MoNiKa - Institute for Thermal Energy Technology and Safety (ITES)


The rankine cycle is a conventional and proven technology that has been around for many years. The cycle, traditional powered by coal or gas, uses water as a working fluid. The name of the case goes back to William John Macquorn Rankine, a Scottish-British physicist and engineer.

If the temperature of the heat source is too low, the classic steam cycle becomes inefficient. By exchanging the working medium for a fluid with a lower boiling point, a thermodynamic cycle can be established analogously. By choosing a suitable fluid so additional heat sources can be developed to generate electricity. These cycles are referred to as Organic Rankine Cycle (ORC).

Therefor an ORC, with an organic compound is used as a working fluid due to their unique properties such as low evaporation temperatures, they are more suitable for lower heat sources of 100-280°C.

The feed pump compress the working fluid (WF) to a higher pressure level. The evaporator heat up and evaporate the WF in a plate heat exchanger. The turbine expand the highly compressed and hot vapor and released it to the condenser where it is cooled and liquefied.
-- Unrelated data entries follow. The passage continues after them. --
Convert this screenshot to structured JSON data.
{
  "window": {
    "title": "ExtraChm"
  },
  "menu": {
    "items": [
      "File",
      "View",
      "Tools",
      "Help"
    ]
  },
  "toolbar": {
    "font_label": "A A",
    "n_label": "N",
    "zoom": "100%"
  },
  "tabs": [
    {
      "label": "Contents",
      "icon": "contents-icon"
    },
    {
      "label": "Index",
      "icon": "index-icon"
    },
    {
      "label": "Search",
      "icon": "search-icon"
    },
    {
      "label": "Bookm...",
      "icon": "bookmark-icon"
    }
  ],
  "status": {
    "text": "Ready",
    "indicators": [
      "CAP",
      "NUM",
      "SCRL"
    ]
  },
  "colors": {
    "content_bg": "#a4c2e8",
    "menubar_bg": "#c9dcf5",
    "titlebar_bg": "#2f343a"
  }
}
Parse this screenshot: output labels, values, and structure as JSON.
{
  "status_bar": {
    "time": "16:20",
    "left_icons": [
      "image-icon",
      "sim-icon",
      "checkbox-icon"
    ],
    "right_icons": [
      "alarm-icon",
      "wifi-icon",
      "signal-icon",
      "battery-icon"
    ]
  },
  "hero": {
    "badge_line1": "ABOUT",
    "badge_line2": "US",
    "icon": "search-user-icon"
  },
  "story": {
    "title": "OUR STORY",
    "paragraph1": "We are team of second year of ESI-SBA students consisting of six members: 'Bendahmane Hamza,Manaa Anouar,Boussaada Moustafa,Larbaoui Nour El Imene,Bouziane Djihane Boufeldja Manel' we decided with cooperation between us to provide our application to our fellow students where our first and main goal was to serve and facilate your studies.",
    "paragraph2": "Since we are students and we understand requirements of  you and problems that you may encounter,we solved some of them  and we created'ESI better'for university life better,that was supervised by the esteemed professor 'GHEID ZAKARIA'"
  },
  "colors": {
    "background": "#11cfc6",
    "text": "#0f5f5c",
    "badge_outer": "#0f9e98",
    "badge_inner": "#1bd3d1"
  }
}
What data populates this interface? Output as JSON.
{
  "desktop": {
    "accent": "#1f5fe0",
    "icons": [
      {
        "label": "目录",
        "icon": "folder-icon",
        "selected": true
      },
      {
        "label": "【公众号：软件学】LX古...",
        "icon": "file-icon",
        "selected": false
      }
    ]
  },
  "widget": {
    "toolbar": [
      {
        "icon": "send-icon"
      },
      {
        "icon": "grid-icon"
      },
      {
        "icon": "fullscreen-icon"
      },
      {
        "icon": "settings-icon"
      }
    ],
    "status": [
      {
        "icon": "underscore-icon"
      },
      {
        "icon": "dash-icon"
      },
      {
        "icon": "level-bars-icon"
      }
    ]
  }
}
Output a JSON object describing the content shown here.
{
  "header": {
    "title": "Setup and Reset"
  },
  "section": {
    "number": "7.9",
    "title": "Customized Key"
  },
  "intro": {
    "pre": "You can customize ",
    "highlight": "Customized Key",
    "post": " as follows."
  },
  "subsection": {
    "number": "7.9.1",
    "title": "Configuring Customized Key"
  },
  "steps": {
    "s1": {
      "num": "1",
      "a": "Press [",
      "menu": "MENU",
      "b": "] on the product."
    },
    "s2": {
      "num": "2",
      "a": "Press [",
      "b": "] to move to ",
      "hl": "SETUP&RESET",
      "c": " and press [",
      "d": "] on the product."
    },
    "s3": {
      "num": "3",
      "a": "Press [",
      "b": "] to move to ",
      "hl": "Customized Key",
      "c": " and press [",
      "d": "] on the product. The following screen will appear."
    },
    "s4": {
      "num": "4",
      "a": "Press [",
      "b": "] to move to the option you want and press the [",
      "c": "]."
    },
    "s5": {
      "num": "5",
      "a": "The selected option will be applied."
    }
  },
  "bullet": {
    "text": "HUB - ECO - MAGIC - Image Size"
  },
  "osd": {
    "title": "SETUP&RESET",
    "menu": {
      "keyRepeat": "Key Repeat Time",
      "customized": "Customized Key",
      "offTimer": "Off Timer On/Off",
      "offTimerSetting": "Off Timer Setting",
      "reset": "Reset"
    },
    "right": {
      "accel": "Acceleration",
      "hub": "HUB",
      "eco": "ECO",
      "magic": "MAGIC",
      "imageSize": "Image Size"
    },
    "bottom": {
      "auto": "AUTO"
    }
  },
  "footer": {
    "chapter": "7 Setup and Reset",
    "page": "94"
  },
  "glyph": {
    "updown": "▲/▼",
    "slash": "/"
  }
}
The expander convert at first the extracted heat into mechanical energy and then with the connected generator to electrical energy.

Today, the process is mainly used for electricity generation in the field of geothermal energy, combined heat and power production and the use of waste heat. The expansion machines (turbine, screw expander, steam engine / reciprocating expander) are typically operate with silicone oil, refrigerant or combustible gas e.g. propane.